2 habits we had to unlearn after managing products at Google, Facebook, Tesla


Written by Adrienne* and Alexis

Today’s memo is sponsored by our friends at UserLeap, a tool for PMs to quickly and deeply understand their customers. With UserLeap’s contextual microsurveys, AI text analysis and 75+ research templates, PMs can learn in real time why their customers sign up, engage and retain. Try it for free today.

Most people think that the skills you learn as a PM at Facebook, Google, and Tesla will arm you with skills to succeed anywhere. The truth, however, is that many of the modes of operating didn’t work when we applied them at startups, and we wanted to share some of the things we had to unlearn. Intuitive mental habits that make you successful in a large company must be unlearned, in order to be successful in a smaller company and vice versa. For today’s blog post, we highlight two subtle mental models that could trip you up.

#1: Your conviction level for making a decision changes when you’re building for 100 users vs. 1 billion users

When starting a startup, I* was used to making decisions if I had 90% conviction. At my startup, I had a hypothesis that drug developers could use our algorithms to gain insights about how effective their drugs were performing in trials, and I could only do so much research and user interviews before I needed to simply build something, get it in user’s hands, and test my hunches.

At Tesla, I quickly learned that 90% conviction was not enough. When building Voice Assistant, every decision needed to be airtight. I spent my days constantly thinking of ways to get from 90% to 95% conviction. At an early-stage startup, it might be enough to do a few tests in the car and deem the latency low enough to launch -- but at Tesla I had to think through many scenarios carefully:

  • How does latency change if the customer is transitioning from Wi-Fi to Cellular service (e.g. backing out of their garage)? 

  • How about if they’re driving from a high cellular reception area to a low reception area?

Every problem had to be decomposed into its smaller constituents and thoroughly investigated. This kind of thinking at a large tech company is non-negotiable, because the cost of a wrong move is higher, whether it’s the safety of millions of users worldwide or the risk of losing the public’s trust on the brand. 

This high risk level is the reason a VP might ask, “What’s the user data on this?” or an Engineering Manager, “What’s the tradeoff of doing this project vs. taking on another one?”


#2: The kind of research you do will dramatically vary
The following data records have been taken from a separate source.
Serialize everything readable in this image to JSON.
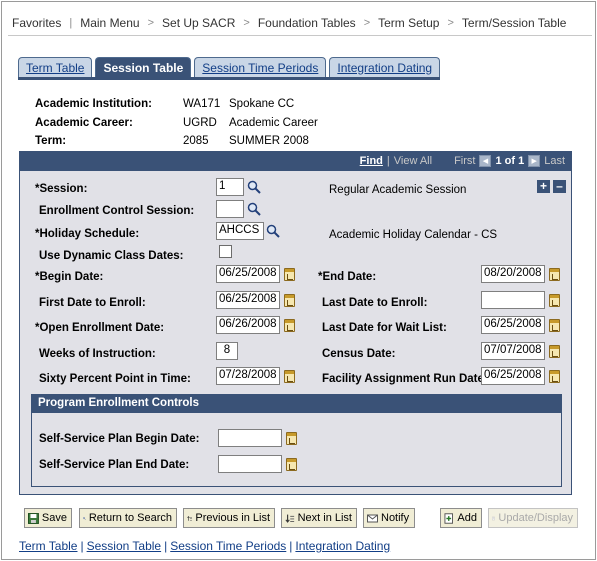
{
  "breadcrumb": [
    "Favorites",
    "Main Menu",
    "Set Up SACR",
    "Foundation Tables",
    "Term Setup",
    "Term/Session Table"
  ],
  "tabs": [
    {
      "label": "Term Table",
      "active": false
    },
    {
      "label": "Session Table",
      "active": true
    },
    {
      "label": "Session Time Periods",
      "active": false
    },
    {
      "label": "Integration Dating",
      "active": false
    }
  ],
  "header": {
    "institution_label": "Academic Institution:",
    "institution_code": "WA171",
    "institution_name": "Spokane CC",
    "career_label": "Academic Career:",
    "career_code": "UGRD",
    "career_name": "Academic Career",
    "term_label": "Term:",
    "term_code": "2085",
    "term_name": "SUMMER 2008"
  },
  "nav": {
    "find": "Find",
    "view_all": "View All",
    "first": "First",
    "counter": "1 of 1",
    "last": "Last"
  },
  "form": {
    "session_label": "*Session:",
    "session_value": "1",
    "session_desc": "Regular Academic Session",
    "enroll_control_label": "Enrollment Control Session:",
    "enroll_control_value": "",
    "holiday_label": "*Holiday Schedule:",
    "holiday_value": "AHCCS",
    "holiday_desc": "Academic Holiday Calendar - CS",
    "dynamic_label": "Use Dynamic Class Dates:",
    "begin_label": "*Begin Date:",
    "begin_value": "06/25/2008",
    "end_label": "*End Date:",
    "end_value": "08/20/2008",
    "first_enroll_label": "First Date to Enroll:",
    "first_enroll_value": "06/25/2008",
    "last_enroll_label": "Last Date to Enroll:",
    "last_enroll_value": "",
    "open_enroll_label": "*Open Enrollment Date:",
    "open_enroll_value": "06/26/2008",
    "waitlist_label": "Last Date for Wait List:",
    "waitlist_value": "06/25/2008",
    "weeks_label": "Weeks of Instruction:",
    "weeks_value": "8",
    "census_label": "Census Date:",
    "census_value": "07/07/2008",
    "sixty_label": "Sixty Percent Point in Time:",
    "sixty_value": "07/28/2008",
    "facility_label": "Facility Assignment Run Date:",
    "facility_value": "06/25/2008"
  },
  "program": {
    "title": "Program Enrollment Controls",
    "plan_begin_label": "Self-Service Plan Begin Date:",
    "plan_begin_value": "",
    "plan_end_label": "Self-Service Plan End Date:",
    "plan_end_value": ""
  },
  "toolbar": {
    "save": "Save",
    "return": "Return to Search",
    "previous": "Previous in List",
    "next": "Next in List",
    "notify": "Notify",
    "add": "Add",
    "update": "Update/Display"
  },
  "links": [
    "Term Table",
    "Session Table",
    "Session Time Periods",
    "Integration Dating"
  ]
}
The type of documentation at Google vs Tesla also dramatically varied. When I was at Google, it struck me how documentation was the crux of proving your worth as a PM. I’d see PMs get promoted after they’d make a deck on the future of AI in China, or how Gen Z consumption patterns were changing. These are valuable work -- a deck is a representation of months of research boiled down to its essence.

So when I first started at Tesla, naturally, I made decks. Surprisingly, I learned this kind of documentation that was prized at Google was disregarded at Tesla. In a fast-moving environment like Tesla, no one looked at them. ICs in fast-moving environments have less opportunity and time to think long term, and create long-term strategy research decks. 
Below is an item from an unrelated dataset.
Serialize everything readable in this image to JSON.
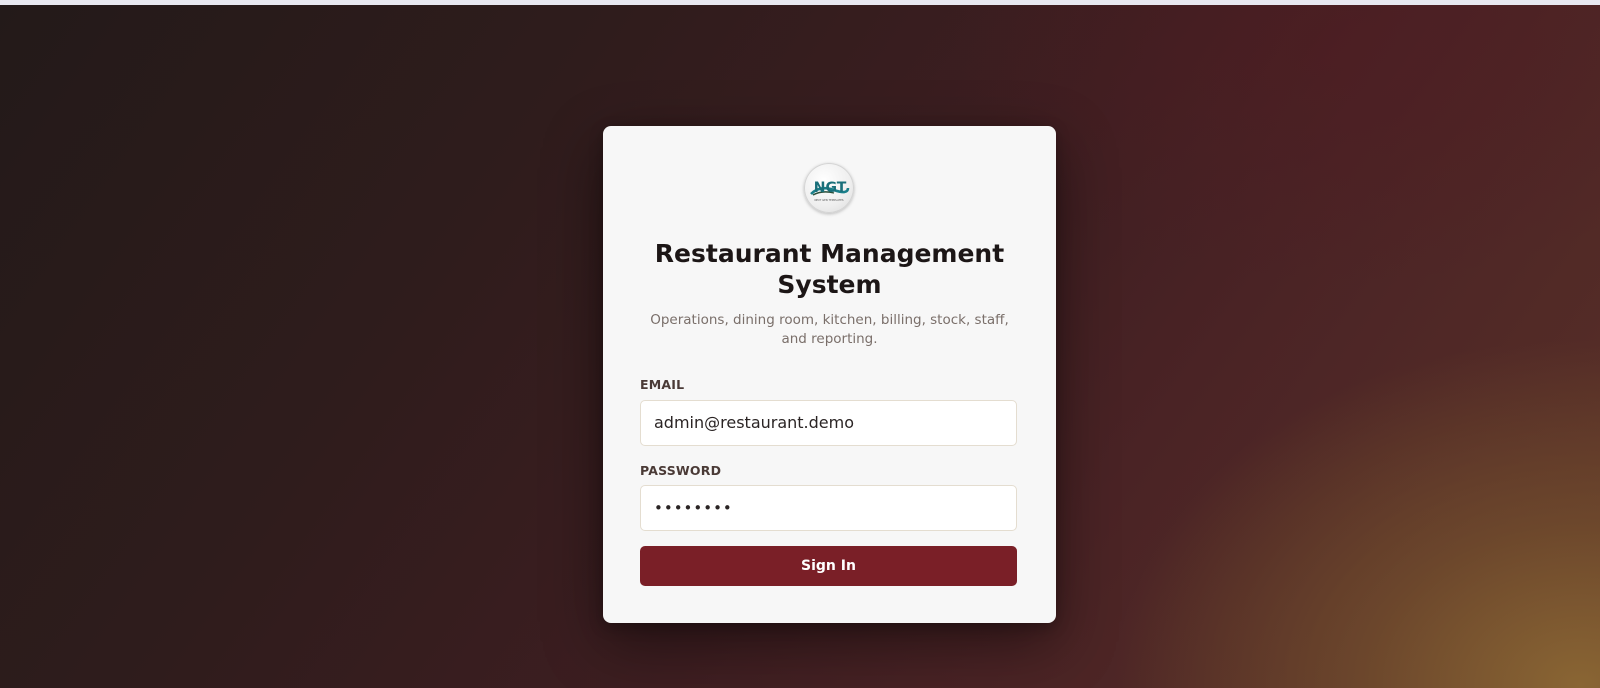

Bad PMs say “Decks are a waste of time here,” while great PMs say “Decks make sense in *this* case but not in *that* case.” The kind of documentation that was useful at Tesla were ones that were more immediately actionable. My engineers would often spend a lot of time getting pulled into emergencies that seemed urgent, making it difficult to work towards launching important products. The kind of documentation most helpful here was a priority guideline, which defined what the Tier 1, 2, and 3 priorities were. This way, when an engineer encountered an emergency or someone randomly assigned her a bug, she could easily use the guideline to quickly triage every issue.


Whenever starting somewhere new, it can be easy to fall into the trap of going through the motions of what you did before, and then failing. There’s nothing wrong with this -- it’s learning by doing -- but it’s helpful to think through why those motions were helpful for that scenario in the first place, so you can adjust quickly your new setting.